Barrel - aged at The Bamboo Bar
THE Mandarin Oriental’s exquisite Bamboo Bar makes a fitting headquarters for a cocktail revolution. Frequented nightly by ambassadors, celebs, VIPs, and well-heeled connoisseurs who take their spirits seriously, it’s one of the city’s finest watering holes – one where you can expect to enjoy bespoke cocktails, served in luxury glassware no less, from the comfort of leather armchairs while simultaneously soaking up live jazz.
With award-winning mixologists such as Sarawut Pinpech (one of Campari Academy’s best bartenders) in charge of libations, it’s also a hub of innovation, so alongside classic cocktails you can expect to find creative concoctions inspired by Thai ingredients, and, just launched last month – the aforementioned cocktail revolution – barrel-aged, ‘remixed’ Negroni.
Why cocktail revolution? Well, Bamboo Bar is among the first venues in Bangkok to offer Negroni aged within special mini oak barrels imported by leading beverages distributor Independent Wine & Spirit Thailand. The company officially launched Aged Negroni last month with a glitzy party at Bamboo Bar, and the oak barrels it imports have already now been rolled out to hip bars all across the city. So wherever you find a knowledgeable, passionate bartender, you’re likely to find an Aged Negroni. As Khun Sarawut will attest, this is a boon for drinkers.
“The oak barrels add so much depth of flavour to Negroni,” he says. “The classic Negroni, of course, is renowned for its pronounced flavours. The ageing process really helps to make it a much smoother drink, toning down the bittersweet kick of Campari without losing any of the freshness. You get notes of chocolate and vanilla, for instance, and the alcohol is much mellower. Visitors to the bar love it.”
The classic recipe for Negroni, of course, is one part gin, one part vermouth rosso, and one part Campari, garnished with orange peel.

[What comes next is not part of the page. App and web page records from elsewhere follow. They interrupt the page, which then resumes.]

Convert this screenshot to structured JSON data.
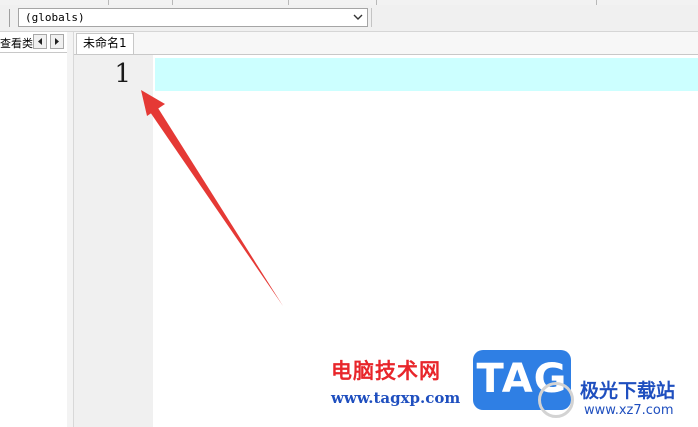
{
  "toolbar": {
    "scope_combo_value": "(globals)"
  },
  "left_panel": {
    "tab_label": "查看类",
    "scroll_left_icon": "triangle-left-icon",
    "scroll_right_icon": "triangle-right-icon"
  },
  "document_tabs": [
    {
      "label": "未命名1",
      "active": true
    }
  ],
  "editor": {
    "line_numbers": [
      "1"
    ],
    "current_line_highlight_color": "#ccffff",
    "gutter_color": "#f0f0f0"
  },
  "annotation": {
    "arrow_color": "#e53935"
  },
  "watermark": {
    "brand_cn": "电脑技术网",
    "brand_url": "www.tagxp.com",
    "logo_text": "TAG",
    "site_cn": "极光下载站",
    "site_url": "www.xz7.com",
    "brand_red": "#e8262b",
    "brand_blue": "#2f7fe4"
  }
}
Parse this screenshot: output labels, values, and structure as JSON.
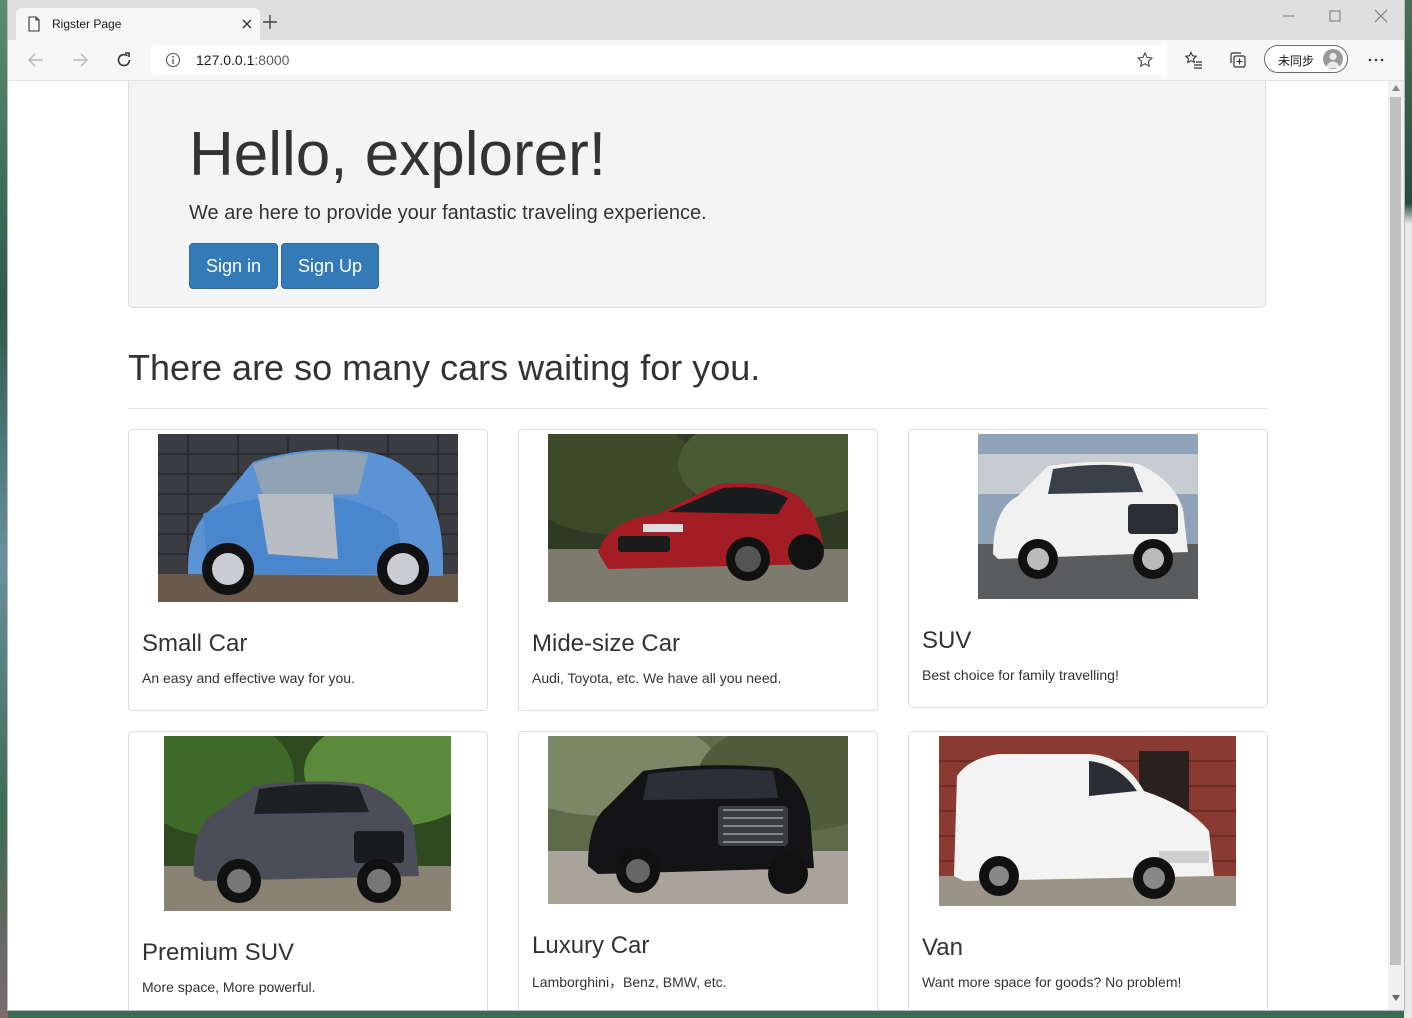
{
  "browser": {
    "tab_title": "Rigster Page",
    "url_host": "127.0.0.1",
    "url_port": ":8000",
    "profile_label": "未同步"
  },
  "hero": {
    "heading": "Hello, explorer!",
    "tagline": "We are here to provide your fantastic traveling experience.",
    "signin_label": "Sign in",
    "signup_label": "Sign Up"
  },
  "section": {
    "title": "There are so many cars waiting for you."
  },
  "cars": [
    {
      "name": "Small Car",
      "desc": "An easy and effective way for you."
    },
    {
      "name": "Mide-size Car",
      "desc": "Audi, Toyota, etc. We have all you need."
    },
    {
      "name": "SUV",
      "desc": "Best choice for family travelling!"
    },
    {
      "name": "Premium SUV",
      "desc": "More space, More powerful."
    },
    {
      "name": "Luxury Car",
      "desc": "Lamborghini，Benz, BMW, etc."
    },
    {
      "name": "Van",
      "desc": "Want more space for goods? No problem!"
    }
  ],
  "colors": {
    "primary_button": "#337ab7",
    "jumbotron_bg": "#f4f4f4"
  }
}
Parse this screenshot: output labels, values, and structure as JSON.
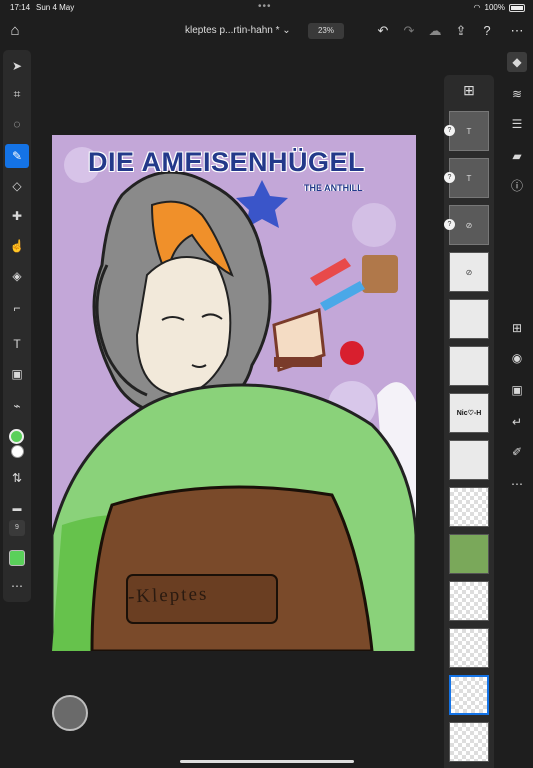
{
  "status": {
    "time": "17:14",
    "date": "Sun 4 May",
    "battery": "100%"
  },
  "header": {
    "title": "kleptes p...rtin-hahn *",
    "zoom": "23%",
    "icons": [
      "home-icon",
      "undo-icon",
      "redo-icon",
      "cloud-icon",
      "share-icon",
      "help-icon",
      "more-icon"
    ]
  },
  "tools": {
    "items": [
      "select",
      "transform",
      "lasso",
      "brush",
      "eraser",
      "healing",
      "smudge",
      "fill",
      "crop",
      "type",
      "image",
      "eyedropper"
    ],
    "active": "brush",
    "primary_color": "#5ad05a",
    "secondary_color": "#ffffff",
    "brush_size": "9"
  },
  "canvas": {
    "title_text": "DIE AMEISENHÜGEL",
    "subtitle_text": "THE ANTHILL",
    "label_text": "-Kleptes"
  },
  "layers": {
    "items": [
      {
        "kind": "text",
        "label": "T"
      },
      {
        "kind": "text",
        "label": "T"
      },
      {
        "kind": "hidden",
        "label": ""
      },
      {
        "kind": "hidden",
        "label": ""
      },
      {
        "kind": "image",
        "label": ""
      },
      {
        "kind": "image",
        "label": ""
      },
      {
        "kind": "image",
        "label": "Nic♡-H"
      },
      {
        "kind": "image",
        "label": ""
      },
      {
        "kind": "image",
        "label": ""
      },
      {
        "kind": "image",
        "label": ""
      },
      {
        "kind": "image",
        "label": ""
      },
      {
        "kind": "image",
        "label": ""
      },
      {
        "kind": "image",
        "label": ""
      },
      {
        "kind": "image",
        "label": ""
      }
    ],
    "selected_index": 12
  },
  "right_rail": [
    "layers-icon",
    "layer-stack-icon",
    "adjustments-icon",
    "comments-icon",
    "info-icon",
    "add-layer-icon",
    "visibility-icon",
    "mask-icon",
    "clip-icon",
    "brush-settings-icon",
    "more-icon"
  ]
}
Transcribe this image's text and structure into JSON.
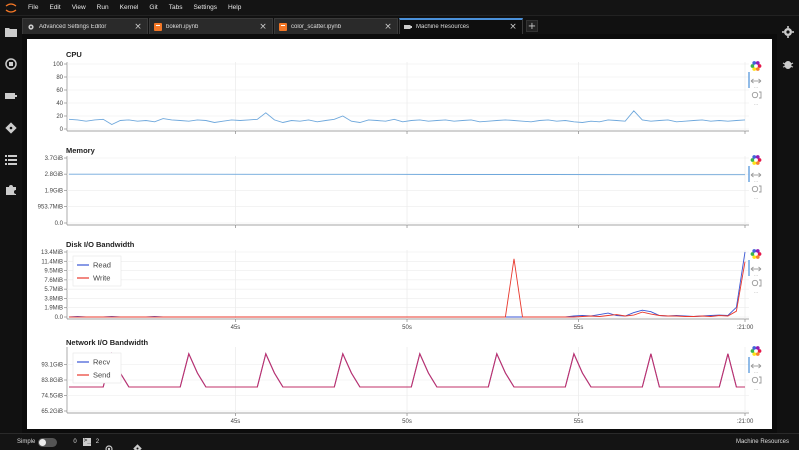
{
  "menu": [
    "File",
    "Edit",
    "View",
    "Run",
    "Kernel",
    "Git",
    "Tabs",
    "Settings",
    "Help"
  ],
  "tabs": [
    {
      "label": "Advanced Settings Editor",
      "icon": "gear-icon",
      "active": false
    },
    {
      "label": "bokeh.ipynb",
      "icon": "notebook-icon",
      "active": false
    },
    {
      "label": "color_scatter.ipynb",
      "icon": "notebook-icon",
      "active": false
    },
    {
      "label": "Machine Resources",
      "icon": "gpu-icon",
      "active": true
    }
  ],
  "statusbar": {
    "mode_label": "Simple",
    "terminals_count": "0",
    "kernels_count": "2",
    "right_label": "Machine Resources"
  },
  "colors": {
    "blue": "#1f77b4",
    "red": "#e8382d",
    "purple": "#8b1a7a",
    "accent": "#4a90d9"
  },
  "chart_data": [
    {
      "type": "line",
      "title": "CPU",
      "x_ticks": [
        "45s",
        "50s",
        "55s",
        ":21:00"
      ],
      "y_ticks": [
        "100",
        "80",
        "60",
        "40",
        "20",
        "0"
      ],
      "ylim": [
        0,
        100
      ],
      "series": [
        {
          "color": "#6fa8dc",
          "values": [
            15,
            14,
            12,
            14,
            15,
            7,
            13,
            14,
            12,
            13,
            11,
            16,
            14,
            13,
            12,
            14,
            13,
            10,
            12,
            14,
            13,
            14,
            15,
            25,
            14,
            10,
            13,
            12,
            14,
            11,
            13,
            15,
            20,
            12,
            10,
            14,
            13,
            12,
            15,
            11,
            13,
            14,
            12,
            13,
            14,
            12,
            13,
            14,
            11,
            12,
            13,
            14,
            13,
            12,
            11,
            13,
            14,
            12,
            13,
            11,
            10,
            12,
            11,
            14,
            13,
            12,
            28,
            14,
            12,
            13,
            14,
            11,
            12,
            13,
            14,
            12,
            13,
            12,
            13,
            14
          ]
        }
      ]
    },
    {
      "type": "line",
      "title": "Memory",
      "x_ticks": [
        "45s",
        "50s",
        "55s",
        ":21:00"
      ],
      "y_ticks": [
        "3.7GiB",
        "2.8GiB",
        "1.9GiB",
        "953.7MiB",
        "0.0"
      ],
      "ylim": [
        0,
        3.7
      ],
      "series": [
        {
          "color": "#6fa8dc",
          "values": [
            2.78,
            2.78,
            2.77,
            2.77,
            2.76,
            2.76,
            2.75,
            2.75
          ]
        }
      ]
    },
    {
      "type": "line",
      "title": "Disk I/O Bandwidth",
      "x_ticks": [
        "45s",
        "50s",
        "55s",
        ":21:00"
      ],
      "y_ticks": [
        "13.4MiB",
        "11.4MiB",
        "9.5MiB",
        "7.6MiB",
        "5.7MiB",
        "3.8MiB",
        "1.9MiB",
        "0.0"
      ],
      "ylim": [
        0,
        13.4
      ],
      "series": [
        {
          "name": "Read",
          "color": "#3a56d4",
          "values": [
            0,
            0.1,
            0,
            0,
            0,
            0.1,
            0,
            0,
            0,
            0,
            0.1,
            0,
            0,
            0,
            0,
            0,
            0,
            0,
            0,
            0,
            0,
            0,
            0,
            0,
            0,
            0,
            0,
            0,
            0,
            0,
            0,
            0,
            0,
            0,
            0,
            0,
            0,
            0,
            0,
            0,
            0,
            0,
            0,
            0,
            0,
            0,
            0,
            0,
            0,
            0,
            0,
            0,
            0,
            0,
            0,
            0,
            0,
            0,
            0,
            0.2,
            0.3,
            0.2,
            0.5,
            0.8,
            0.3,
            0.2,
            0.9,
            1.4,
            1.1,
            0.3,
            0.2,
            0.3,
            0.2,
            0.1,
            0.2,
            0.3,
            0.4,
            0.3,
            2.0,
            13.4
          ]
        },
        {
          "name": "Write",
          "color": "#e8382d",
          "values": [
            0,
            0,
            0,
            0,
            0,
            0,
            0,
            0,
            0,
            0,
            0,
            0,
            0,
            0,
            0,
            0,
            0,
            0,
            0,
            0,
            0,
            0,
            0,
            0,
            0,
            0,
            0,
            0,
            0,
            0,
            0,
            0,
            0,
            0,
            0,
            0,
            0,
            0,
            0,
            0,
            0,
            0,
            0,
            0,
            0,
            0,
            0,
            0,
            0,
            0,
            0,
            0,
            12.0,
            0,
            0,
            0,
            0,
            0,
            0,
            0,
            0.1,
            0.2,
            0.1,
            0.3,
            0.5,
            0.2,
            0.4,
            1.0,
            0.6,
            0.3,
            0.2,
            0.2,
            0.1,
            0.1,
            0.2,
            0.1,
            0.3,
            0.2,
            1.2,
            11.4
          ]
        }
      ]
    },
    {
      "type": "line",
      "title": "Network I/O Bandwidth",
      "x_ticks": [
        "45s",
        "50s",
        "55s",
        ":21:00"
      ],
      "y_ticks": [
        "93.1GiB",
        "83.8GiB",
        "74.5GiB",
        "65.2GiB"
      ],
      "ylim": [
        65.2,
        102.4
      ],
      "series": [
        {
          "name": "Recv",
          "color": "#3a56d4",
          "values": []
        },
        {
          "name": "Send",
          "color": "#e8382d",
          "values": []
        }
      ]
    }
  ]
}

Khun Sarawut ‘remixes’ this recipe, adding slightly more gin and Campari to the mix before aging the cocktail in a barrel that’s been primed with port (the port is kept in the barrel for two months before being drained; the cocktail is then aged in the barrel for between four to six weeks before it’s ready to be served).
“Think of it as the difference between a good Negroni and a great Negroni,” says Khun Sarawut. “And really it didn’t require that much effort – just high quality ingredients, mini oak barrels, and, of course, a little bit of patience.”
With its characteristic blend of sweet, floral and bitter flavours, the Negroni has long been known as the discerning drinker’s cocktail of choice – a serious drink for serious drinkers who have distinguished palates. With its barrel-aged Negroni, Bamboo Bar now offers one of the finest representations of the drink in Bangkok. And, really, it doesn’t get any better than that. Cheers!
For more info about Bamboo Bar visit mandarinoriental.com/bangkok; Independent Wine & Spirit Thailand at www.iwsthailand.com
Spirit of the age
The history of Negroni – in brief
AN adaptation of the Americano – a simple blend of Campari, vermouth and soda – Negroni is said to have been invented in Florence in 1919 when Count Negroni (a big fan of gin, apparently) asked for a slug of his favourite libation in his Americano in place of the soda.
The results – complex, not-too-sweet, strong and refreshing – bowled him over, and thus the Negroni was born.
Perfect as both an apéritif and digestif, the cocktail was soon adopted by Italian drinkers who adored its palate preparing and cleansing properties; ditto its crisp, fresh flavour – the perfect tipple for a warm afternoon.
From Italy the cocktail then slowly travelled around the world, finding favour over the years with discerning drinkers in hip bars everywhere from New York to London to Bangkok and beyond. In 2010, on the back of the global craft cocktail explosion, it then finally hit the mainstream.
Today, any cocktail bar worth its salt will have Negroni on its menu. And, if they’re really good, they’ll offer a barrel-aged variety too.
Barrel-ageing not only smoothens out the Negroni cocktail, but also softens the mouth feel.
In basic terms, mixologists put Negroni in a barrel and wait – usually for between four to six weeks. The alcohol extracts colour and flavours from the wood over time, and the cocktail also oxidizes (which sometimes lends delicious nutty flavours to the final blend). Mixologists will sample Negroni from the barrel every couple of weeks, removing it and bottling it when it tastes just right.
To serve, barrel-aged Negroni follows the same template as established by its founder: on the rocks in a cocktail glass garnished with an orange peel. Perfetto!